For the prosecutor, Brunetto & Welsh.
For the defendants, Edward C. Pettit, William Huck, Jr., and John A. Errico.
Before Brogan, Chief Justice, and Justices Donges and Perskie.
The opinion of the court was delivered by
DONGES, J. The writ of certiorari in this cause brings up for review a determination of the Board of Adjustment of the Town of Bloomfield, which affirms the rejection by the inspector of buildings "on an application for a permit to renovate a building and to make an addition thereto upon certain premises" of prosecutor.
It appears that prosecutor entered into possession of the land in question in 1927, and has conducted a soda bottling
plant upon the premises from that time. In 1930, the governing body of the municipality passed an ordinance establishing a "Small Volume Residential Zone," in the northerly end of the town, which included prosecutor's land. On October 7th, 1935, the ordinance was amended to designate a part of the above mentioned area as "Small Volume Residential Zone A." This zone included prosecutor's land. By stipulation it is agreed that prosecutor's business, conducted on the premises within this zone, is not within the permissive uses, designated in either the original ordinance or the amendment thereto.

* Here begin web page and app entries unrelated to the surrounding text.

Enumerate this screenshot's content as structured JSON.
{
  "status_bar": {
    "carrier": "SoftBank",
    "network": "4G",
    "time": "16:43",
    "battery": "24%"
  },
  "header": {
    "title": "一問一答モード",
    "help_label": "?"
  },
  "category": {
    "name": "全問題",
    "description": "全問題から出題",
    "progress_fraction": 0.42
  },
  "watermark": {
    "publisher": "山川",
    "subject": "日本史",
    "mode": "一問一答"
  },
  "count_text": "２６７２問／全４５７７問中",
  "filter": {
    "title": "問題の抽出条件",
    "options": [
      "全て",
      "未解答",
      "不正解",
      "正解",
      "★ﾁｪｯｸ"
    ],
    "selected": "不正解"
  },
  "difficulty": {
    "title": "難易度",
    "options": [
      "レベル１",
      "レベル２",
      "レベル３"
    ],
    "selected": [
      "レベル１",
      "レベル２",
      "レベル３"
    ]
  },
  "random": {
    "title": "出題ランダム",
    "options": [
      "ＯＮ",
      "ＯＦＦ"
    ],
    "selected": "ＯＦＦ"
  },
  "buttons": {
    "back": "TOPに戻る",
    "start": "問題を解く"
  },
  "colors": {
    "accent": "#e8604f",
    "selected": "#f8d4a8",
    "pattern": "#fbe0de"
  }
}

On January 25th, 1944, application was made to the inspector of buildings for a permit, in the following language: "I propose to enclose the rear portion of the present building by making an addition of cinder block approx. size 40' X 50' one story in height. Also renovate deteriorated portions of building."

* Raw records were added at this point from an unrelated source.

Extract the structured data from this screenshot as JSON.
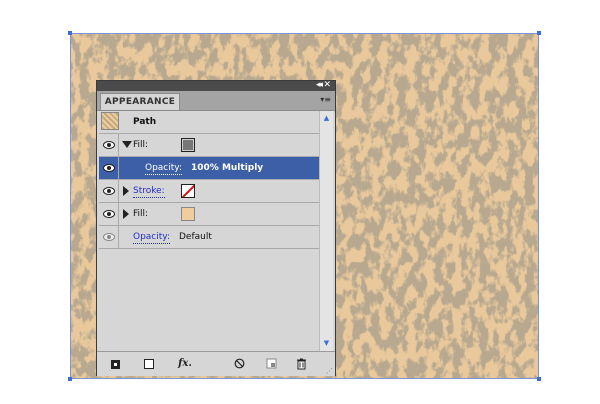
{
  "panel": {
    "tab_label": "APPEARANCE",
    "title_controls": {
      "collapse": "◂◂",
      "close": "✕"
    },
    "menu": "▾≡",
    "object_label": "Path",
    "rows": [
      {
        "label": "Fill:",
        "swatch_color": "#777777"
      },
      {
        "label": "Opacity:",
        "value": "100% Multiply"
      },
      {
        "label": "Stroke:",
        "swatch": "none"
      },
      {
        "label": "Fill:",
        "swatch_color": "#f0cc9e"
      },
      {
        "label": "Opacity:",
        "value": "Default"
      }
    ],
    "footer_icons": [
      "new-stroke-icon",
      "new-fill-icon",
      "fx-icon",
      "clear-appearance-icon",
      "duplicate-item-icon",
      "delete-item-icon"
    ],
    "fx_label": "fx.",
    "scroll_up": "▲",
    "scroll_down": "▼"
  },
  "colors": {
    "texture_light": "#e9c99c",
    "texture_dark": "#7a6446",
    "selection": "#3d5fa8",
    "link": "#1f2fc7"
  }
}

After refusal by the inspector of buildings, appeal was taken to the Board of Adjustment, which held a hearing at which evidence was submitted on behalf of prosecutor and objecting residents in the area. The Board adopted a resolution refusing to grant a variation from the zoning ordinance and denying the permit.
It is settled that the owner of premises which, at the time of the adoption of a zoning ordinance, were used for nonconforming uses, may continue such use. He may, also, restore or repair buildings in which such use existed. (R.S. 40:55-48.) He may not, however, enlarge such use without express permission from appropriate authority. DeVito v. Pearsall, 115 N.J.L. 323; Green v. Board of Commissioners, 131 Id. 336; Meixner v. Board of Adjustment, &c., 131 Id. 599.
In the instant case it does not appear that the action of the Board of Adjustment was capricious or arbitrary. On the contrary, it appears that an extension of the business of prosecutor would be a serious disadvantage to the residents of the immediate vicinity, which is a strictly residential area. Excepting prosecutor's plant, the only other ...